I've spent the last few days in Vermont with my parents and sister, in the house in which I grew up. As is usual when we're together there, we spend most of the day cooking, eating, or planning meals. This trip, my dad decided to make a lobster terrine for the first time, and it was surprisingly easy and notably delicious. It's basically the same ingredients as a lobster salad, but more elegant. We enjoyed it at lunch with Ed Behr, owner and publisher of the Art of Eating and a friend of my parents. The recipe is below, but first a photo of the end result:
Serves 4 as a main dish or 8 as a first course.
1 1/2 cups chopped cold lobster meat (roughly the meat from two 1-pound lobsters or one 1 3/4 pound lobster)
1 cup chopped celery
1/4 small onion, minced
1/4 cup cold lobster broth (easy to get; just drain the lobster over a bowl when you're dismembering it)
1 tablespoon unflavored gelatin
3/4 cup mayonnaise
3 tbsp lemon juice
1/3 cup heavy cream
Freshly ground black pepper
- Chop the lobster meat, celery and onion in a food processor until it is a coarse paste.
- Place the lobster broth in the top of a double-boiler or in a small enameled saucepan. Add the gelatin and heat gently until gelatin is dissolved, stirring occasionally.
- In a large bowl, add the gelatin/broth mixture to the mayonnaise, while stirring.
- Add the lemon juice to the broth/mayonnaise mix, stirring.
- Mix the lobster and vegetables into the mayonnaise/broth/lemon juice.
- Whip the heavy cream and then fold it into the mixture.
- Season to taste with pepper.
- Spoon the mixture into a one-quart terrine, cover and chill in the refrigerator until firm.
- Serve with a simple tomato salad (garden tomatoes, onion or scallion, and salt).
We cooked the lobsters the night before and chilled them in the fridge overnight. There was still plenty of juice in the lobsters to use for the broth. We used simple storebought mayonnaise but it would be good I'm sure with homemade as well. Just be careful not to overwhelm the delicate flavor of the lobster.
The lunch began with a tasting of Tablas Creek wines with oysters on the half shell from Barbara Scully's Glidden Point Oyster Sea Farm.

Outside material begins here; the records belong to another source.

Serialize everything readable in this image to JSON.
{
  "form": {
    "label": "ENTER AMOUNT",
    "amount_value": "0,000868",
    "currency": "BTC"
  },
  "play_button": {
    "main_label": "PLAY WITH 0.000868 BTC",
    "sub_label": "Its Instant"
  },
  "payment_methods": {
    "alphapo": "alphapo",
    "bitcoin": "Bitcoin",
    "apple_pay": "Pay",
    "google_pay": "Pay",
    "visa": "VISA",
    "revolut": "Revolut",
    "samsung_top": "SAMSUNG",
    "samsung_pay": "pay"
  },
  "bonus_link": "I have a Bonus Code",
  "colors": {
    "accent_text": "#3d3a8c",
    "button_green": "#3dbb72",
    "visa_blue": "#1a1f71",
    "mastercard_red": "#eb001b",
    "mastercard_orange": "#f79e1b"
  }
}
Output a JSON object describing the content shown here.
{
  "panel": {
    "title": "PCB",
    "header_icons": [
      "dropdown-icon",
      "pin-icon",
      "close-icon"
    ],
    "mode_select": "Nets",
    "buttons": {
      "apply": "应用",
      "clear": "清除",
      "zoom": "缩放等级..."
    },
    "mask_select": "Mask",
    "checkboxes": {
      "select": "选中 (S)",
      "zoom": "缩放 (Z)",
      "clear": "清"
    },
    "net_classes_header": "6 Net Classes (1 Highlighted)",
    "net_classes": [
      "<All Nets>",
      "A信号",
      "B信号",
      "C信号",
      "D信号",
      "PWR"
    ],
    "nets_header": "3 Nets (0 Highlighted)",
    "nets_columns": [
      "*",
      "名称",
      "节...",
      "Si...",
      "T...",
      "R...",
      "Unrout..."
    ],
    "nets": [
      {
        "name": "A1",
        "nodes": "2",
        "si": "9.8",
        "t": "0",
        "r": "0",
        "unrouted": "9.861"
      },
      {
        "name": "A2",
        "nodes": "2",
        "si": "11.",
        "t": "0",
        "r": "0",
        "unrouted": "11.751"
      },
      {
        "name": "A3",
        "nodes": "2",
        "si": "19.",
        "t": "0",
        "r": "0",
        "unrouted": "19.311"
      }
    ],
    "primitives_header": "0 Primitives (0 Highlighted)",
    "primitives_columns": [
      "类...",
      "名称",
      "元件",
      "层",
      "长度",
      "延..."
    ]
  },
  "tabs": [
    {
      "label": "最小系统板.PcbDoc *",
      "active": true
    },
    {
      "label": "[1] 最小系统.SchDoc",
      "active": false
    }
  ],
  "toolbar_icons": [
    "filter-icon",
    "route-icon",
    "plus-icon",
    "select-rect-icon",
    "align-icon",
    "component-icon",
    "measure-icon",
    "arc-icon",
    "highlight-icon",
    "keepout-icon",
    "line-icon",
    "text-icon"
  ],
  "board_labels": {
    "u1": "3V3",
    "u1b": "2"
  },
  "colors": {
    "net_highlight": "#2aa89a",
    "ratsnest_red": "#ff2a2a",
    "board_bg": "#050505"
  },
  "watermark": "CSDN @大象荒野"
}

The wines that showed best incuded what we expected (the 2010 Vermentino and the 2010 Patelin de Tablas Blanc) and also the richer 2010 Antithesis Chardonnay and the 2010 Marsanne, both gaining sweetness and complexity when paired with the briny oysters. The oysters:
And the lineup of wines:
The terrine was richer fare, and while both the Antithesis and the Marsanne continued to show well, the Roussanne-based wines provided the best match. The 2009 Esprit de Beaucastel Blanc played wonderfully with the rich texture of the mousse, and the 2010 Roussanne, a bit young and spiky on its own, rounded out with the lobster into a remarkable pairing where each partner informed the other a bit. The terrine, with our favorite pairings:
A delicious meal, fun pairings that illuminated the different wines, and great company. A day well spent.